But this is hugely neglected by many stakeholders and this loophole creates several data breaching related legal issues. The Indian legislature has also brought in the Intermediary guidelines Rules, 2021 which also shifts the liability for data protection for intermediaries in certain cases.

However, we must not forget that there is digital divide in our societies. Adults including men, women and people belonging to LGBTQ communities may not always access information and digital communication systems and services. This is a universal problem. Women may not be empowered to use electronic devices in socio-economically backward classes and communities.

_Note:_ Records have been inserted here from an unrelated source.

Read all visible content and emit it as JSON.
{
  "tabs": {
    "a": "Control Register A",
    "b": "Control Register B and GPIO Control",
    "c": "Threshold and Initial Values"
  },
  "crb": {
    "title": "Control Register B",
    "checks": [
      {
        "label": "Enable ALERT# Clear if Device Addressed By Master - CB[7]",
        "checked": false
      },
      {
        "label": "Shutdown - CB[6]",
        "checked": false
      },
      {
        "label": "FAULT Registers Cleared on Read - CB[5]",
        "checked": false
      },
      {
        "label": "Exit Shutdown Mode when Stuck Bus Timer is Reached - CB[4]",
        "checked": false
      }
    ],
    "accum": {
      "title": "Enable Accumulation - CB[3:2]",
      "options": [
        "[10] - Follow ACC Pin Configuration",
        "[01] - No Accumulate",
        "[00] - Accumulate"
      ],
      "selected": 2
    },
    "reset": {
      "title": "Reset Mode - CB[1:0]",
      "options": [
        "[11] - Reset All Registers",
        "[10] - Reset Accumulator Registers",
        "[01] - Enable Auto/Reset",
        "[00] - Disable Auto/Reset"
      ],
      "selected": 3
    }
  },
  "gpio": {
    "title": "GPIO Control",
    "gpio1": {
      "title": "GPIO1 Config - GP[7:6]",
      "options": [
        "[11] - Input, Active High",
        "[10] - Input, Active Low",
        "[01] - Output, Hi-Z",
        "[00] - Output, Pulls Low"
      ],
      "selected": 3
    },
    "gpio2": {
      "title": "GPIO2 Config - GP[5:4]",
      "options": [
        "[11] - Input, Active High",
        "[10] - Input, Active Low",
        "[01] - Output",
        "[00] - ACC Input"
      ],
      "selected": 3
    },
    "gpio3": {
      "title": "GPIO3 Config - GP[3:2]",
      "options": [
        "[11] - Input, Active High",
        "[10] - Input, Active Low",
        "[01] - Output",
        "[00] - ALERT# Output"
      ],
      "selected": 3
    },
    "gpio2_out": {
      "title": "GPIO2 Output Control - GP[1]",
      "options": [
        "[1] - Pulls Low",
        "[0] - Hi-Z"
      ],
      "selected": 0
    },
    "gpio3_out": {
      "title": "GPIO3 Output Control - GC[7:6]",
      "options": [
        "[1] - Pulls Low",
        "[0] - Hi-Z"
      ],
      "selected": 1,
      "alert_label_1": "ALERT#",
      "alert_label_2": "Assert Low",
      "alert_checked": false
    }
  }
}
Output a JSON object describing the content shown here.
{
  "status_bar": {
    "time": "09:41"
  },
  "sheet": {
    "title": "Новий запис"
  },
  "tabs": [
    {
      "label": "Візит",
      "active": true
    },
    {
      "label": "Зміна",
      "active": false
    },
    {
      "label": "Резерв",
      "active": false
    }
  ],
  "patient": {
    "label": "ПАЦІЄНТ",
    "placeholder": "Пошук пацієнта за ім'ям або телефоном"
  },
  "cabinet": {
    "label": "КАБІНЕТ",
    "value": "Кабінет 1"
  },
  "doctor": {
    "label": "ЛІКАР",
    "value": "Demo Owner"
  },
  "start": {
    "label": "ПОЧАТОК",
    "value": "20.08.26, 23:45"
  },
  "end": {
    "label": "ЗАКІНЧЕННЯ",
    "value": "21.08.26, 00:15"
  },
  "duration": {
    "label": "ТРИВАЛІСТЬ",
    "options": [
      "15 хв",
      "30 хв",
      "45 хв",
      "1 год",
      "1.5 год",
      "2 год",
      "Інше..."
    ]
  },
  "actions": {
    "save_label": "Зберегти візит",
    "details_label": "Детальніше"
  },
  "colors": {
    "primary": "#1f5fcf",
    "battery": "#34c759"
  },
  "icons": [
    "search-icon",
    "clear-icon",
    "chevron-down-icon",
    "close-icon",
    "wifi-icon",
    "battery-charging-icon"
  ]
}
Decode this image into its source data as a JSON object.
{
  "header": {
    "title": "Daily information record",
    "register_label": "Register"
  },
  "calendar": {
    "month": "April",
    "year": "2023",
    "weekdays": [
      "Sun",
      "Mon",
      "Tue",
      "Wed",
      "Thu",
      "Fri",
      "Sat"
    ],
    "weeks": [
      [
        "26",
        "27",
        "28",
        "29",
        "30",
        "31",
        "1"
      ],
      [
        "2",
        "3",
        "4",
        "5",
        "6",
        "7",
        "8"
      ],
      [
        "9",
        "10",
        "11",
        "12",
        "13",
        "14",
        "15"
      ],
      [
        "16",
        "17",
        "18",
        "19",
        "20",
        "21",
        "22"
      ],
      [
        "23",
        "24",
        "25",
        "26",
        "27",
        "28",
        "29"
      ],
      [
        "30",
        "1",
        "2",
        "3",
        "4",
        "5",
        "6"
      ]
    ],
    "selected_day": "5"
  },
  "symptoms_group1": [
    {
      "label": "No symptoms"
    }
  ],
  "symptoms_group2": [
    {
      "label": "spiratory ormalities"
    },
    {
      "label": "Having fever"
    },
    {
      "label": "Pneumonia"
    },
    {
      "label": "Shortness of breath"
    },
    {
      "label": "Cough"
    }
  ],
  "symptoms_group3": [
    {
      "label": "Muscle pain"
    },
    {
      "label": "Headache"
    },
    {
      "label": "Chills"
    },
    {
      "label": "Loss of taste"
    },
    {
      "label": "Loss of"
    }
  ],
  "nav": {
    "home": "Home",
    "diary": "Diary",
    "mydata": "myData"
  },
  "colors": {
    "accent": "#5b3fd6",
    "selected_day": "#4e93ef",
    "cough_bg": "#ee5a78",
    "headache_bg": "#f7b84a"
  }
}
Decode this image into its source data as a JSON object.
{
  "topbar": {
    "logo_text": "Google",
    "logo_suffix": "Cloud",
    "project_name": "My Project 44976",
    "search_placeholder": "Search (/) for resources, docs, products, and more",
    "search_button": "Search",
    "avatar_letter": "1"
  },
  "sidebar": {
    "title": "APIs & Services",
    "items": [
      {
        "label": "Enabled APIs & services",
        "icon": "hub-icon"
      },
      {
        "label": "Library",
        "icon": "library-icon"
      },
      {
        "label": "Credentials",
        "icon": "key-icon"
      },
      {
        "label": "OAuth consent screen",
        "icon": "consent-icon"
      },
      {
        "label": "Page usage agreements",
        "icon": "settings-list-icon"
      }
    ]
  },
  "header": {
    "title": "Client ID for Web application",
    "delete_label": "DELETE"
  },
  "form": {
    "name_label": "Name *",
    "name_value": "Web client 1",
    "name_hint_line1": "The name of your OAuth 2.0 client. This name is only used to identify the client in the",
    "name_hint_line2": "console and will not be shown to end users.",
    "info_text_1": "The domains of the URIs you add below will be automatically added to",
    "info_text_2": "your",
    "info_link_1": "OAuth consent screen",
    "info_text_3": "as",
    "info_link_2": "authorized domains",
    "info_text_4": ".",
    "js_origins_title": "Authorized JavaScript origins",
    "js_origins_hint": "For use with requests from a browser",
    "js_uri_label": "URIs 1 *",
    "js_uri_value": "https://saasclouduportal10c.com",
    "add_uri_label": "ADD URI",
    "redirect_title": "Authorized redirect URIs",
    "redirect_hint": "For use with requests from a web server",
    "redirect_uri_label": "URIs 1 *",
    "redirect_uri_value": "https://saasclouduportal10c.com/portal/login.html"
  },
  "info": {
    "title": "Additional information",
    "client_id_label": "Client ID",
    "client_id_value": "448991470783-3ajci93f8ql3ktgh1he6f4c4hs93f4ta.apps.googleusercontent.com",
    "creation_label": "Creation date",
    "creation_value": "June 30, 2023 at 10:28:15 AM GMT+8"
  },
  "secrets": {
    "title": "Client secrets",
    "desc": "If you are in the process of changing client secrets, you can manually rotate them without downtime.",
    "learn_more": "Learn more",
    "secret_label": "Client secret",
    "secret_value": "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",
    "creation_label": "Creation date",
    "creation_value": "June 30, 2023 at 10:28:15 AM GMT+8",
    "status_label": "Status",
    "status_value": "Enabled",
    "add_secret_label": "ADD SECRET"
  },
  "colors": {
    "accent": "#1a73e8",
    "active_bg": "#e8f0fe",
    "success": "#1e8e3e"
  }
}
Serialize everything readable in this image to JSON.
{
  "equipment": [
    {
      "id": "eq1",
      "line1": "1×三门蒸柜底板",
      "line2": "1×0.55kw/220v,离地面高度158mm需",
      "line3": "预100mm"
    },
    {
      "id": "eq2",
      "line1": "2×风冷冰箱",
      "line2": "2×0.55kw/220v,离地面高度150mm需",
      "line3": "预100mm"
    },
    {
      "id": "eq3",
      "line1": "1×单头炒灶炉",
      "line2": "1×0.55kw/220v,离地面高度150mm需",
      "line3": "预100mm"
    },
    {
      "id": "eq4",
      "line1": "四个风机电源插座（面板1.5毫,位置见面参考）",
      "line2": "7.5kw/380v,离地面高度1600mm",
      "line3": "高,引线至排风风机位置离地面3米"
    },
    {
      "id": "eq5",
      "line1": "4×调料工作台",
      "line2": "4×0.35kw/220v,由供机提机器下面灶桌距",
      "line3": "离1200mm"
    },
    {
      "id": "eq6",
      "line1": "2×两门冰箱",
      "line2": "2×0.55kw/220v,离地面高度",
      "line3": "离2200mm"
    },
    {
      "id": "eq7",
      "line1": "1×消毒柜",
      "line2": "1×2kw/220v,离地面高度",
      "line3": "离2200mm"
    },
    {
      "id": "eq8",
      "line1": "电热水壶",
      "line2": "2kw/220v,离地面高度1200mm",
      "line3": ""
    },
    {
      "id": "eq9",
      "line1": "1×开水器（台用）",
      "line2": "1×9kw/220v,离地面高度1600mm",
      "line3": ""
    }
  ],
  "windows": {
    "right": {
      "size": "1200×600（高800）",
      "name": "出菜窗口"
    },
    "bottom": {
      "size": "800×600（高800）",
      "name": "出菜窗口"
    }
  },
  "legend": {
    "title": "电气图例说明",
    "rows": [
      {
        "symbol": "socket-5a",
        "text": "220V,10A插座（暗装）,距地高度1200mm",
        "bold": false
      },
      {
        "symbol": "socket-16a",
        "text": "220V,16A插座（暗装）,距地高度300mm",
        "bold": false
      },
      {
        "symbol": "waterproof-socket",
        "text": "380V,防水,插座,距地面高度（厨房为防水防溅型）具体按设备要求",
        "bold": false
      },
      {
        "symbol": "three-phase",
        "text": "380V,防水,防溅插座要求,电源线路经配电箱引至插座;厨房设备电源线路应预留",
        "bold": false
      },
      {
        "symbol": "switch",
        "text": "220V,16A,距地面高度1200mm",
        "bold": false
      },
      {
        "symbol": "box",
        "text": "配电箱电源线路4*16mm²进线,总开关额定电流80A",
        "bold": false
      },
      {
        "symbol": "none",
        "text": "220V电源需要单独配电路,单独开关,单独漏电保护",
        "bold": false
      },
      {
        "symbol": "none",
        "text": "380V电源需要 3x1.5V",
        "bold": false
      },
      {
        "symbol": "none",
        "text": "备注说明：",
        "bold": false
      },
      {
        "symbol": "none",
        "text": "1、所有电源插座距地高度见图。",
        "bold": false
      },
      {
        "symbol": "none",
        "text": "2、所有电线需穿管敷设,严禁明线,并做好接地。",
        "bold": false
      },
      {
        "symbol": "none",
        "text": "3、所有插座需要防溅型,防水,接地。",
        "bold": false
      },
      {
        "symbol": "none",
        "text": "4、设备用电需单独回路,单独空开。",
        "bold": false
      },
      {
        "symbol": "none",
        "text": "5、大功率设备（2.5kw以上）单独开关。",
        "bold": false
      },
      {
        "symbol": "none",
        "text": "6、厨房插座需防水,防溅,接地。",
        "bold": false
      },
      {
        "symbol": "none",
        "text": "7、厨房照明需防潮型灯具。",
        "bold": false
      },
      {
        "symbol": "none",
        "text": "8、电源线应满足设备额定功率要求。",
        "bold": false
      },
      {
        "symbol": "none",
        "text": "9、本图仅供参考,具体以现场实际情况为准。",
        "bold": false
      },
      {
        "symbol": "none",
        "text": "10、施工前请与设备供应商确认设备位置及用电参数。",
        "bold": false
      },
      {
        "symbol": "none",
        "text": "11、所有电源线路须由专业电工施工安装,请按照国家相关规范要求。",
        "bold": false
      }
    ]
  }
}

Not to forget that even though Indian constitution mandates for equal pay for all, women may not always get equal pay in unorganized sectors. Many households in India as well as in many Asian countries do not allow women to take any decision related to family-finances.  But there are situations when people are forced to use electronic payment/transaction systems. Covid-19 pandemic is one such situation where the WHO advised to reduce usage of anything which may transmit the viruses from people to people: reduction of usage of currency notes were also suggested as it was understood that the materials in the currency notes may get wet with sweat, saliva etc., and this may be extremely dangerous since it might increase the risk of spreading of pandemic. But there are new researches coming up every day which are suggesting how to take precautions while dealing with papers (including materials which are used to make currency notes) or clothes during pandemic times.

In all such cases, aren’t our constitutional rights get violated if the government or any other stakeholder insists on e-transactions? It actually does.

Answer to this question may be found in S.9 of the IT Act, 2000(amended in 2008). This says as follows:

Sections 6, 7 and 8 not to confer right to insist document should be accepted in electronic form.-Nothing contained in sections 6, 7 and 8 shall confer a right upon any person to insist that any Ministry or Department of the Central Government or the State Government or any authority or body established by or under any law or controlled or funded by the Central or State Government should accept, issue, create, retain and preserve any document in the form of electronic records or effect any monetary transaction in the electronic form.

Nonetheless, the above mentioned provision empowers all who may not be able to use or who may want to refuse the use of electronic payment system. But this may not always be considered as the Rule: this is rather Exceptio probat regulam (an exception proves the rule) in the era of internet. Even though the government and other corporate stakeholders may extend their services on humanitarian grounds to help those who may not be able to use the digital payment systems or the e-wallets etc., people’s trust may easily be broken by gross misuse of the powers that such ‘helpers’ may have: ATM debit cards may be stolen, data may be compromised, e-wallets may be illegally operated by such ‘volunteers’ who may want to gain illegal and unethical profits at the cost of innocent people.

It will take longer time to make people from all backgrounds aware about electronic payment modes. It will probably take even longer to control cyber criminality targeting vulnerable people. One must not violate the legal norms and constitutional principles to make the right to life of others almost unachievable. Vulnerable groups including senior citizens, disabled people, socio-economically backward communities, women and children must be given enough protection to gain their trust so that all can survive and win over adverse situations.

Please note: Please  do not violate the copyright of this writeup. Please site it as Halder Debarati (2021) Is using electronic payment mode mandatory?  Published @ https://debaraticyberspace.blogspot.com/2021/04/is-using-electronic-payment-mode.html on 22-04-2021